**Information shown**
□ □ □ □ □ □ □

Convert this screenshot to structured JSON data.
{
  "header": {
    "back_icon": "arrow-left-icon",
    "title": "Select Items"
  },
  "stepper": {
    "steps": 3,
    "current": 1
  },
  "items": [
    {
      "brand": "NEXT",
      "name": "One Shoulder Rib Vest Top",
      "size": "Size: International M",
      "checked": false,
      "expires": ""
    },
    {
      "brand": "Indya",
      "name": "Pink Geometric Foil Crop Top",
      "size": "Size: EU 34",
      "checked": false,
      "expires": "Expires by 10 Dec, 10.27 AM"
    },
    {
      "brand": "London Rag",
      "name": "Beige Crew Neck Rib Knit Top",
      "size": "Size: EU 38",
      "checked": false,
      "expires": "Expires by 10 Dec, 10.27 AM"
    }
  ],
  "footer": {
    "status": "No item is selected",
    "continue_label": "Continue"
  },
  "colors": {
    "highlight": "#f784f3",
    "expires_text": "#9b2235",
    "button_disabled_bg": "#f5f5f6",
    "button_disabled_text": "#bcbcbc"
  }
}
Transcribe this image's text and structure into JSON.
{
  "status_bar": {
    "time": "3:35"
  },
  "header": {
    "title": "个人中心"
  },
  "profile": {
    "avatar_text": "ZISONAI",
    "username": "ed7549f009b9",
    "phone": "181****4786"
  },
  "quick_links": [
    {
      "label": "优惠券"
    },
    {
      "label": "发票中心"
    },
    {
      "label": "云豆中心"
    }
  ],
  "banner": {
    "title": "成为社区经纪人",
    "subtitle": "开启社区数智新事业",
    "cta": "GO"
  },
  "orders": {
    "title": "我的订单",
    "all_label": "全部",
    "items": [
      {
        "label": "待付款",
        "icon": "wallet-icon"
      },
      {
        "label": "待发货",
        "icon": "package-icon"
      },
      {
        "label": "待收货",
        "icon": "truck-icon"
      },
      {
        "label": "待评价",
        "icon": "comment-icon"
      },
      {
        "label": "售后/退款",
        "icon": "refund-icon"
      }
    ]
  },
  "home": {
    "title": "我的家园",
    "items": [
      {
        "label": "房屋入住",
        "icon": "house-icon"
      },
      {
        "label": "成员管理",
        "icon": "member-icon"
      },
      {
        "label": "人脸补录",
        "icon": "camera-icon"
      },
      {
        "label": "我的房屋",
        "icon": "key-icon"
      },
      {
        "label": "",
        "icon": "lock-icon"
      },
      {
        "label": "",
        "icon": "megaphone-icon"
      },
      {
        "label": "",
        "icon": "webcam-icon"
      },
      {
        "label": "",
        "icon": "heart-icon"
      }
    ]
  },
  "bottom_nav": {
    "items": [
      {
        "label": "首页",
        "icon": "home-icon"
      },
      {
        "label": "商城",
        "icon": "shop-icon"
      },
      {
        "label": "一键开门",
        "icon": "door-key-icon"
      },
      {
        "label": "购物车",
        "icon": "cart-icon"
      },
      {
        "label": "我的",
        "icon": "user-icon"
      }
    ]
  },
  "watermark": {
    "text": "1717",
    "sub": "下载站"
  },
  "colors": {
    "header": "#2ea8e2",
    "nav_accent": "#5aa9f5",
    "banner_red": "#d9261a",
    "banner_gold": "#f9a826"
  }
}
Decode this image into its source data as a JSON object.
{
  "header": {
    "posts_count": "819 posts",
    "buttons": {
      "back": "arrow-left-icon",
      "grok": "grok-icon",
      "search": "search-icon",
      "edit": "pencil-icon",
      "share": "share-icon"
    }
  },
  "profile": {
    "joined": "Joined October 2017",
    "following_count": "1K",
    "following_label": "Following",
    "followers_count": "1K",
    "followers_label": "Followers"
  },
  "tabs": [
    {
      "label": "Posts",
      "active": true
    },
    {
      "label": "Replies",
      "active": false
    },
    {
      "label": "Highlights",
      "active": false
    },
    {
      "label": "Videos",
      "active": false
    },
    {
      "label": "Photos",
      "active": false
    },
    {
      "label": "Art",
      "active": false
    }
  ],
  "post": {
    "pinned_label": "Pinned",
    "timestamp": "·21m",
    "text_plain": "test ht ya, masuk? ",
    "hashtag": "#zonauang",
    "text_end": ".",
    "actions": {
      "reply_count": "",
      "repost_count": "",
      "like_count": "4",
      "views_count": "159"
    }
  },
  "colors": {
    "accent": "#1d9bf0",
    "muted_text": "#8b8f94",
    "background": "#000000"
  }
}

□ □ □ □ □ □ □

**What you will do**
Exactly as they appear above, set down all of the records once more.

**Completed exercise**
Convert this screenshot to structured JSON data.
{
  "header": {
    "back_icon": "arrow-left-icon",
    "title": "Select Items"
  },
  "stepper": {
    "steps": 3,
    "current": 1
  },
  "items": [
    {
      "brand": "NEXT",
      "name": "One Shoulder Rib Vest Top",
      "size": "Size: International M",
      "checked": false,
      "expires": ""
    },
    {
      "brand": "Indya",
      "name": "Pink Geometric Foil Crop Top",
      "size": "Size: EU 34",
      "checked": false,
      "expires": "Expires by 10 Dec, 10.27 AM"
    },
    {
      "brand": "London Rag",
      "name": "Beige Crew Neck Rib Knit Top",
      "size": "Size: EU 38",
      "checked": false,
      "expires": "Expires by 10 Dec, 10.27 AM"
    }
  ],
  "footer": {
    "status": "No item is selected",
    "continue_label": "Continue"
  },
  "colors": {
    "highlight": "#f784f3",
    "expires_text": "#9b2235",
    "button_disabled_bg": "#f5f5f6",
    "button_disabled_text": "#bcbcbc"
  }
}
Transcribe this image's text and structure into JSON.
{
  "status_bar": {
    "time": "3:35"
  },
  "header": {
    "title": "个人中心"
  },
  "profile": {
    "avatar_text": "ZISONAI",
    "username": "ed7549f009b9",
    "phone": "181****4786"
  },
  "quick_links": [
    {
      "label": "优惠券"
    },
    {
      "label": "发票中心"
    },
    {
      "label": "云豆中心"
    }
  ],
  "banner": {
    "title": "成为社区经纪人",
    "subtitle": "开启社区数智新事业",
    "cta": "GO"
  },
  "orders": {
    "title": "我的订单",
    "all_label": "全部",
    "items": [
      {
        "label": "待付款",
        "icon": "wallet-icon"
      },
      {
        "label": "待发货",
        "icon": "package-icon"
      },
      {
        "label": "待收货",
        "icon": "truck-icon"
      },
      {
        "label": "待评价",
        "icon": "comment-icon"
      },
      {
        "label": "售后/退款",
        "icon": "refund-icon"
      }
    ]
  },
  "home": {
    "title": "我的家园",
    "items": [
      {
        "label": "房屋入住",
        "icon": "house-icon"
      },
      {
        "label": "成员管理",
        "icon": "member-icon"
      },
      {
        "label": "人脸补录",
        "icon": "camera-icon"
      },
      {
        "label": "我的房屋",
        "icon": "key-icon"
      },
      {
        "label": "",
        "icon": "lock-icon"
      },
      {
        "label": "",
        "icon": "megaphone-icon"
      },
      {
        "label": "",
        "icon": "webcam-icon"
      },
      {
        "label": "",
        "icon": "heart-icon"
      }
    ]
  },
  "bottom_nav": {
    "items": [
      {
        "label": "首页",
        "icon": "home-icon"
      },
      {
        "label": "商城",
        "icon": "shop-icon"
      },
      {
        "label": "一键开门",
        "icon": "door-key-icon"
      },
      {
        "label": "购物车",
        "icon": "cart-icon"
      },
      {
        "label": "我的",
        "icon": "user-icon"
      }
    ]
  },
  "watermark": {
    "text": "1717",
    "sub": "下载站"
  },
  "colors": {
    "header": "#2ea8e2",
    "nav_accent": "#5aa9f5",
    "banner_red": "#d9261a",
    "banner_gold": "#f9a826"
  }
}
Decode this image into its source data as a JSON object.
{
  "header": {
    "posts_count": "819 posts",
    "buttons": {
      "back": "arrow-left-icon",
      "grok": "grok-icon",
      "search": "search-icon",
      "edit": "pencil-icon",
      "share": "share-icon"
    }
  },
  "profile": {
    "joined": "Joined October 2017",
    "following_count": "1K",
    "following_label": "Following",
    "followers_count": "1K",
    "followers_label": "Followers"
  },
  "tabs": [
    {
      "label": "Posts",
      "active": true
    },
    {
      "label": "Replies",
      "active": false
    },
    {
      "label": "Highlights",
      "active": false
    },
    {
      "label": "Videos",
      "active": false
    },
    {
      "label": "Photos",
      "active": false
    },
    {
      "label": "Art",
      "active": false
    }
  ],
  "post": {
    "pinned_label": "Pinned",
    "timestamp": "·21m",
    "text_plain": "test ht ya, masuk? ",
    "hashtag": "#zonauang",
    "text_end": ".",
    "actions": {
      "reply_count": "",
      "repost_count": "",
      "like_count": "4",
      "views_count": "159"
    }
  },
  "colors": {
    "accent": "#1d9bf0",
    "muted_text": "#8b8f94",
    "background": "#000000"
  }
}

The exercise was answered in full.